Almost 200 people were exposed to the novel coronavirus during a Mother’s Day church service held against government orders in Butte County, California. Local officials announced that someone who attended Palermo Bible Family Church on May 10 tested positive for COVID-19 the next day. Now the 180-plus attendees are being advised to self-quarantine—and are being presented as an example of what can happen if reopening is rushed.
Pastor Defends Decision to Gather
In a now-deleted Facebook post, Pastor Mike Jacobsen says he decided to have in-person worship on Mother’s Day after being “kept out of our church for seven weeks and away from our church family.” He says the person who later tested positive was asymptomatic that Sunday but woke up feeling ill the next day. That individual is now in isolation at home.
“I would never with knowledge put anyone in [harm’s] way,” Jacobsen writes. “I am fully aware that some people may not understand that it is essential for our church to be together in community.” The church’s services are online-only until further notice.
Health officials notified all the May 10 worshipers about their possible exposure and are working to provide testing for them. Under California’s stay-at-home orders, in-person religious services aren’t yet allowed. Earlier in May, a federal judge ruled that Gov. Gavin Newsom has the authority to prohibit church gatherings during the pandemic to safeguard public health.
Gatherings Can Cause ‘major setback’
Butte County health officials say the church’s decision to violate restrictions “comes at a cost of many hours and a financial burden to respond effectively to slow or stop the spread of COVID-19.” Initially, the church wasn’t named.
Public health director Danette York says, “At this time, organizations that hold in-person services or gatherings are putting the health and safety of their congregations, the general public, and our local ability to open up at great risk.” She adds, “Moving too quickly through the reopening process can cause a major setback and could require us to revert back to more restrictive measures.”
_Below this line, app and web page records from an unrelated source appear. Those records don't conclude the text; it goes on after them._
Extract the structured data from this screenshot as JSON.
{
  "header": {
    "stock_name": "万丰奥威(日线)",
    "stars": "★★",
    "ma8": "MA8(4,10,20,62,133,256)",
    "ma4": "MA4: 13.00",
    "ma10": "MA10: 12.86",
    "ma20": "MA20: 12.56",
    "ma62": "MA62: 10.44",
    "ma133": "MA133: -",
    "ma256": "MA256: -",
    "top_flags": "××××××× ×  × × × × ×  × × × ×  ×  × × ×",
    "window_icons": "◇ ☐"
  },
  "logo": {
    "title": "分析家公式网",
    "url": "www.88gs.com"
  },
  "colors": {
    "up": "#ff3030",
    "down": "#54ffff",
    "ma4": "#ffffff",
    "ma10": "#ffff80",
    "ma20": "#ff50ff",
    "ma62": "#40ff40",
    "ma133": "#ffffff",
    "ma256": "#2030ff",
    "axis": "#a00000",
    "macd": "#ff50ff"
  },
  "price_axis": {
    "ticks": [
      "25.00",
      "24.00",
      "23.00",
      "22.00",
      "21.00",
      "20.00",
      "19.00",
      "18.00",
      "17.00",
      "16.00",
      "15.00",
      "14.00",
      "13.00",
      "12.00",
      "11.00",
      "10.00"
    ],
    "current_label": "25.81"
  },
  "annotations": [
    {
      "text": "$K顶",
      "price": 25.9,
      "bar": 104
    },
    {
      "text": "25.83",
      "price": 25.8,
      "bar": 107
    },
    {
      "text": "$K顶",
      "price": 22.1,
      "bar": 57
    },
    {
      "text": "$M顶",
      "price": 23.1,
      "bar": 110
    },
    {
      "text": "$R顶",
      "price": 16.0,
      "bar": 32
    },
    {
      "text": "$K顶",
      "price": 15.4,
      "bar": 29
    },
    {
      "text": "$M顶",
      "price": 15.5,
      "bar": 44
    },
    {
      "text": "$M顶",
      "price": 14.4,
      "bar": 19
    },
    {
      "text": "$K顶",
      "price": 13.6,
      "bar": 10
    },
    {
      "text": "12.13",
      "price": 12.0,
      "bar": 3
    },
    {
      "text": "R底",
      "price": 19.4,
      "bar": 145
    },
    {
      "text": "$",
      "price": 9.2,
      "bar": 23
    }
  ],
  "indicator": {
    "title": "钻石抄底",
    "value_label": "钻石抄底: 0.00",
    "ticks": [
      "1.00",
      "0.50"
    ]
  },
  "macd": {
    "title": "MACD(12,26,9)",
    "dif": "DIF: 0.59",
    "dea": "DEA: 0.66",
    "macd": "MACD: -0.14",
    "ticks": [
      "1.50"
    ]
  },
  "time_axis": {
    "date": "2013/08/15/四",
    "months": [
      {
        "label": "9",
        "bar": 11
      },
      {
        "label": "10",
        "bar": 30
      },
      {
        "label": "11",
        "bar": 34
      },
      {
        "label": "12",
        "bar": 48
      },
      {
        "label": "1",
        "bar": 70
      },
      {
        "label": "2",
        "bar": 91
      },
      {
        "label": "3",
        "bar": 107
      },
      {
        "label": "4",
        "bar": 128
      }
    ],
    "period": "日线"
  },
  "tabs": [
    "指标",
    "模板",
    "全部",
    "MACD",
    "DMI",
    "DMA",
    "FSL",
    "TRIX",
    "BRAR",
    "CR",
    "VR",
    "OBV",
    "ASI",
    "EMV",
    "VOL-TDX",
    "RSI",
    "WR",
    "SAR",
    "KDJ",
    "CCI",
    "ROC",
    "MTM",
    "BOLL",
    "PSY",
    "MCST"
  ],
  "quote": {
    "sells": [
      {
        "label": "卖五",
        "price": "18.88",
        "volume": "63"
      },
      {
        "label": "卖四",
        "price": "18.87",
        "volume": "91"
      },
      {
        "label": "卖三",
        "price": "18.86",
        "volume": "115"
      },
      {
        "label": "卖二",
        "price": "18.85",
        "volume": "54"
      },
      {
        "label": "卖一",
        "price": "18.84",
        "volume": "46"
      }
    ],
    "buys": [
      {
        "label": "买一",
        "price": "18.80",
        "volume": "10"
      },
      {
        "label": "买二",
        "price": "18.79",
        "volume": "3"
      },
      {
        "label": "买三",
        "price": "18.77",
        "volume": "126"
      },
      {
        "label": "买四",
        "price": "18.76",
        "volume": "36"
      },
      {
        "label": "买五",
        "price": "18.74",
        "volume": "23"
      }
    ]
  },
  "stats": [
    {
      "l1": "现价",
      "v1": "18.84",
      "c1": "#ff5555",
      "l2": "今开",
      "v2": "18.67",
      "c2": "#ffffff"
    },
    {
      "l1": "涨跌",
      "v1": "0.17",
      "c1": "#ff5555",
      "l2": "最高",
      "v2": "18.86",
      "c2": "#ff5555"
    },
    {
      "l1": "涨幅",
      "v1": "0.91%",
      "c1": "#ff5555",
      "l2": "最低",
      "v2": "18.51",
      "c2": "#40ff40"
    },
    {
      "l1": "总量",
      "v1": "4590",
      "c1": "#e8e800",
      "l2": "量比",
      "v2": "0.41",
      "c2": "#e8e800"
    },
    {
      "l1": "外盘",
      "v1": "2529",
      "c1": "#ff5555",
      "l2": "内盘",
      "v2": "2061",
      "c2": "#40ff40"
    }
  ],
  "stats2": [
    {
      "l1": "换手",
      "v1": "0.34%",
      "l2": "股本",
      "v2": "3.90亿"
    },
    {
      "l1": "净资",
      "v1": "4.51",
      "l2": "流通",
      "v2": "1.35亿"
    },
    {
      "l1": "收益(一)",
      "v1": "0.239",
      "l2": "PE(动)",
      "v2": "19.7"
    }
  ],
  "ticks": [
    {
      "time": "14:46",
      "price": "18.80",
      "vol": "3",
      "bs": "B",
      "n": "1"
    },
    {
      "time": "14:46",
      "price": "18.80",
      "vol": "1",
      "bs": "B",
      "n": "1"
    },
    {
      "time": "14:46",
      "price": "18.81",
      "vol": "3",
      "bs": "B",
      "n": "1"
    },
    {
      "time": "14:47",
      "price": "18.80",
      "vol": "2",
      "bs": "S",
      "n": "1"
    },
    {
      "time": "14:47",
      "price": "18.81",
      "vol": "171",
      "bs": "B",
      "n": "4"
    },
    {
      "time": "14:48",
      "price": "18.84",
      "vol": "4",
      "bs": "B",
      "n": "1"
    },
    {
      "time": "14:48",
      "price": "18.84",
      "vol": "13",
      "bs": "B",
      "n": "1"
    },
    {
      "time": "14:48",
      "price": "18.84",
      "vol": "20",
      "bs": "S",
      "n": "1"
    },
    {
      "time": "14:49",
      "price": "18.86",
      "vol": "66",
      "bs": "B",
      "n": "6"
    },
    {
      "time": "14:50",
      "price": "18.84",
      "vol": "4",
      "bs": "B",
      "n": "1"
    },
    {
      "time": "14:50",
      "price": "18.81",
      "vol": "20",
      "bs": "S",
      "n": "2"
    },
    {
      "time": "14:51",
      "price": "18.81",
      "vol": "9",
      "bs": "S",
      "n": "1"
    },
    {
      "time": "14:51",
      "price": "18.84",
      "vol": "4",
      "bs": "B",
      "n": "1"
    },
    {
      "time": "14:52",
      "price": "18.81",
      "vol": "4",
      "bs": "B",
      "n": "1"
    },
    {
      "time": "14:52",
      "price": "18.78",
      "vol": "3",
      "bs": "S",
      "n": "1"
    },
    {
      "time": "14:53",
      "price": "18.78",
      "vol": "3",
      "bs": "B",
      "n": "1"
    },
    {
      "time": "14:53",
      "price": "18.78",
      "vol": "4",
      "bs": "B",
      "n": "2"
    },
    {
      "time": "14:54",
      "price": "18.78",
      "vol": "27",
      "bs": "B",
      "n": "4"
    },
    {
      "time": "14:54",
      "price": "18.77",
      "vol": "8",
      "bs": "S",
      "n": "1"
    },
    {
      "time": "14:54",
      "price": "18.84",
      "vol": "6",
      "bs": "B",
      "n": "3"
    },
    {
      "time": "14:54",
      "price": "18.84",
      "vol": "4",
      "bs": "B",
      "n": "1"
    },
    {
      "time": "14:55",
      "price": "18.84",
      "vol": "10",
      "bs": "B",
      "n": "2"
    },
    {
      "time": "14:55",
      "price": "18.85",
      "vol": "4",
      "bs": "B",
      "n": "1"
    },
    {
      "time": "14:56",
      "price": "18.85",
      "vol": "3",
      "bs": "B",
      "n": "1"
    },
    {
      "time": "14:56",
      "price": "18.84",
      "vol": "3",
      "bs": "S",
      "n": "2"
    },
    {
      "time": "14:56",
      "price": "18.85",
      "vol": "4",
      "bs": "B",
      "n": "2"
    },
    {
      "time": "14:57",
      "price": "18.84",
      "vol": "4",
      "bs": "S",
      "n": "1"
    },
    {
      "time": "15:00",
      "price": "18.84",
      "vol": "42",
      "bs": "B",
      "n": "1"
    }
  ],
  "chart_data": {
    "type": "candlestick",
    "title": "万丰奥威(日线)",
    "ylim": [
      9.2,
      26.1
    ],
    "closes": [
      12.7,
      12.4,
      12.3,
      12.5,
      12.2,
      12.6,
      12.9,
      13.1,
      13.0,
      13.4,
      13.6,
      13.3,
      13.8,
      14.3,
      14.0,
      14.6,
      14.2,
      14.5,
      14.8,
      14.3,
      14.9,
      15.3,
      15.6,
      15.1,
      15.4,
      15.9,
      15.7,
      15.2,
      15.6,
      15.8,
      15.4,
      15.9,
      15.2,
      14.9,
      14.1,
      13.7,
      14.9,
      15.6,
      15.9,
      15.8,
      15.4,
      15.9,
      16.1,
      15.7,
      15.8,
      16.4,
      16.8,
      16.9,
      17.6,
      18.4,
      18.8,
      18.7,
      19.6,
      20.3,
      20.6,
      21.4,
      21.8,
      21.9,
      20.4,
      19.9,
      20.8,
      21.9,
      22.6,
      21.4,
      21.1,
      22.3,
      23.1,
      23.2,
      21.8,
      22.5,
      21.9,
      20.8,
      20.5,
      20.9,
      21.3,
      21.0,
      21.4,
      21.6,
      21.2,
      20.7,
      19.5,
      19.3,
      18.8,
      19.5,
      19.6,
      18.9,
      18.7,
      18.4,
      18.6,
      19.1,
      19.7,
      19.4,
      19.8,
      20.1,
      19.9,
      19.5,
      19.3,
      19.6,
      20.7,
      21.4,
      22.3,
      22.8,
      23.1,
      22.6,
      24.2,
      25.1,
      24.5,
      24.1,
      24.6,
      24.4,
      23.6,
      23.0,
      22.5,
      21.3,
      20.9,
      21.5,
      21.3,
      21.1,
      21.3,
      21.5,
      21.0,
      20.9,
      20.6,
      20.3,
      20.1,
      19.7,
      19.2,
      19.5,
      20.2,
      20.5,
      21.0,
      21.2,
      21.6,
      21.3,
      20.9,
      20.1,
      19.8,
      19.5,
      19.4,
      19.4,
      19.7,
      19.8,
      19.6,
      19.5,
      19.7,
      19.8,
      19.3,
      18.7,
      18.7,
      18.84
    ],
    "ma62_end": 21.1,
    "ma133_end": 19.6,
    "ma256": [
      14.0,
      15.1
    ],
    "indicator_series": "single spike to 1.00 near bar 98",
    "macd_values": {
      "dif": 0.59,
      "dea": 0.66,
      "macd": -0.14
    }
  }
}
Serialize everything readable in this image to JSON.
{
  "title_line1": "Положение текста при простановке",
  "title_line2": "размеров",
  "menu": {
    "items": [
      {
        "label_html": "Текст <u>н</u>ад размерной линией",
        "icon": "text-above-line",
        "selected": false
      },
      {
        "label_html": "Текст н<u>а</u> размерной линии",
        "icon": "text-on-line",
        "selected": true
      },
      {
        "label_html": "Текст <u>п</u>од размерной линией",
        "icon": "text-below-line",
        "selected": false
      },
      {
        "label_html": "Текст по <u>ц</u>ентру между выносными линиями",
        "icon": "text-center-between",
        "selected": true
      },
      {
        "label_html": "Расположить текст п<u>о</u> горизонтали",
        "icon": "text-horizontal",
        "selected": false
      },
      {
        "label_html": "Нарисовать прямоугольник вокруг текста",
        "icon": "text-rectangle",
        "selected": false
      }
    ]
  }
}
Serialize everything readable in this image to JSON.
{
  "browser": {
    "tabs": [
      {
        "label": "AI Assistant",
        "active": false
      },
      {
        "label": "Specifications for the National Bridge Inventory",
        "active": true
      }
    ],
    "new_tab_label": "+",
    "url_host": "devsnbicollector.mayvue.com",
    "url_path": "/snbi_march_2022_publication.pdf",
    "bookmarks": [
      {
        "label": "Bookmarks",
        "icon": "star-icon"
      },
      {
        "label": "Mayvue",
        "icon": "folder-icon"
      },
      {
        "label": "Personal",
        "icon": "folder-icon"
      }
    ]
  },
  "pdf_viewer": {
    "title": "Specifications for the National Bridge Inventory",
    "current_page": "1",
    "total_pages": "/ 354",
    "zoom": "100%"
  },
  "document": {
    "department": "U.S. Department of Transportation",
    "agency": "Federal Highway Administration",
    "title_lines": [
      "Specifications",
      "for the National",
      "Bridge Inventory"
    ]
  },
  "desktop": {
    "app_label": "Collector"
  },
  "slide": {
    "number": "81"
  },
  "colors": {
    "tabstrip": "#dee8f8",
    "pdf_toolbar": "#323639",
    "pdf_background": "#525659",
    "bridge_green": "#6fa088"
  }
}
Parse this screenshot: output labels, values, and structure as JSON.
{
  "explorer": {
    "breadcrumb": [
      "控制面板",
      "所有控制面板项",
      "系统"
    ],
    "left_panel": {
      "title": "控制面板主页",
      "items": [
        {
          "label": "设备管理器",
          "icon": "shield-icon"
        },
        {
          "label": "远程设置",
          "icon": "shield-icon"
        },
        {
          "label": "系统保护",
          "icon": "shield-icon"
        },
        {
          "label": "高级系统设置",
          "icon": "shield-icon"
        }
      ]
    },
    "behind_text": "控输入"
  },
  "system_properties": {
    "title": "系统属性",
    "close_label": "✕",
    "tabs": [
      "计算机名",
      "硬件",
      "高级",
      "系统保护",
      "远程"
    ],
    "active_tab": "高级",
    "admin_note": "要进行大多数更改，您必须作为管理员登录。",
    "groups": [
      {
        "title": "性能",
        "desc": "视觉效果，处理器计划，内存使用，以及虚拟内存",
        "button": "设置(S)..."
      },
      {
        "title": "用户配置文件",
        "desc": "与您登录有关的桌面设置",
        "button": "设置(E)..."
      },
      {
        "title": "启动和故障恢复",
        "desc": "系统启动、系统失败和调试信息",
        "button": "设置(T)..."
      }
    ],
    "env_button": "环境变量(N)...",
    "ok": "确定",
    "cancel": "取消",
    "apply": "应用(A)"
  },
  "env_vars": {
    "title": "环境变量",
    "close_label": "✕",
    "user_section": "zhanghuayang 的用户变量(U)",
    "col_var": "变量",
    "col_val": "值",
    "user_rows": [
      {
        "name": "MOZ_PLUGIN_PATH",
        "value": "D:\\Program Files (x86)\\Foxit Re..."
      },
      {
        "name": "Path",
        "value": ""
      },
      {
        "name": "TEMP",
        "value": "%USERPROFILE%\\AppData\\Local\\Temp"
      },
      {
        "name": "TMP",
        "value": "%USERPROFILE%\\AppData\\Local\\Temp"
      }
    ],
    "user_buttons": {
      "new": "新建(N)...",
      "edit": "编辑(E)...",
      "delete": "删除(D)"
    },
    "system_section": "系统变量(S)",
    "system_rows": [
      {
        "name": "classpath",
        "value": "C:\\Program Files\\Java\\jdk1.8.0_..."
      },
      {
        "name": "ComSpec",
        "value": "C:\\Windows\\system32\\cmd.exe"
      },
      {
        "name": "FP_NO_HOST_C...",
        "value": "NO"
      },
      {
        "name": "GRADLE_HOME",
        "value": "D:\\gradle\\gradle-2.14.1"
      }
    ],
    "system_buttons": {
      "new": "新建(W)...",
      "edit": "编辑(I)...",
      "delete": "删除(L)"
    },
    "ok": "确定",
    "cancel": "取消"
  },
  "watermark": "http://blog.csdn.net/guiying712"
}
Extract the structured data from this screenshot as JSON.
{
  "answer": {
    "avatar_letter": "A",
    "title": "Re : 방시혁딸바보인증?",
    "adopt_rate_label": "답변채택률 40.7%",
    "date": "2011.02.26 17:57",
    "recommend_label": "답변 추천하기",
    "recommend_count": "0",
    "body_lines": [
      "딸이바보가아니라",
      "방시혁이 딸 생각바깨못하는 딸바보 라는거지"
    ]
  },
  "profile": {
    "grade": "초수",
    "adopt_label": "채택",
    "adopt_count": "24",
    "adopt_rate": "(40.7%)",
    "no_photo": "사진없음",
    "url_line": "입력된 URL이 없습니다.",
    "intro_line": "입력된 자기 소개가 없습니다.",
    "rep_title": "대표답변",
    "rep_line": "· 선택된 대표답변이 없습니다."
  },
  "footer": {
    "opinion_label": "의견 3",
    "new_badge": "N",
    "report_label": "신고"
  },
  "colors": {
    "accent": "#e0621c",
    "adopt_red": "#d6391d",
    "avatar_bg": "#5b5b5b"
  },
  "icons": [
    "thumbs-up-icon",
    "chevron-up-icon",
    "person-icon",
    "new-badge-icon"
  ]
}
Butte county is one of 22 California counties that had been permitted to reopen more businesses, but gatherings of any size—including religious gatherings—remain off-limits. So far, the state has had about 78,800 coronavirus cases and 3,200 deaths. During “stage three,” the next phase of California’s reopening plan, some gatherings may be possible.
Lockdown orders continue to face legal challenges throughout America. In North Carolina Saturday, a judge ruled that indoor church services could temporarily resume without limits. The Rev. Ron Baity of Return America filed the lawsuit, saying it was wrong to let retailers but not churches reopen at 50 percent capacity. “There was one standard for the church and another standard for the funeral home, another standard for businesses and the malls, etc., and it wasn’t right,” says Baity, pastor of Berean Baptist Church in Winston-Salem.
Gov. Roy Cooper says he won’t appeal the ruling but wants churches to be cautious. “We don’t want indoor meetings to become hotspots for the virus,” a spokesperson says, “and our health experts continue to warn that large groups sitting together for long periods of time are much more likely to cause the spread of COVID-19.”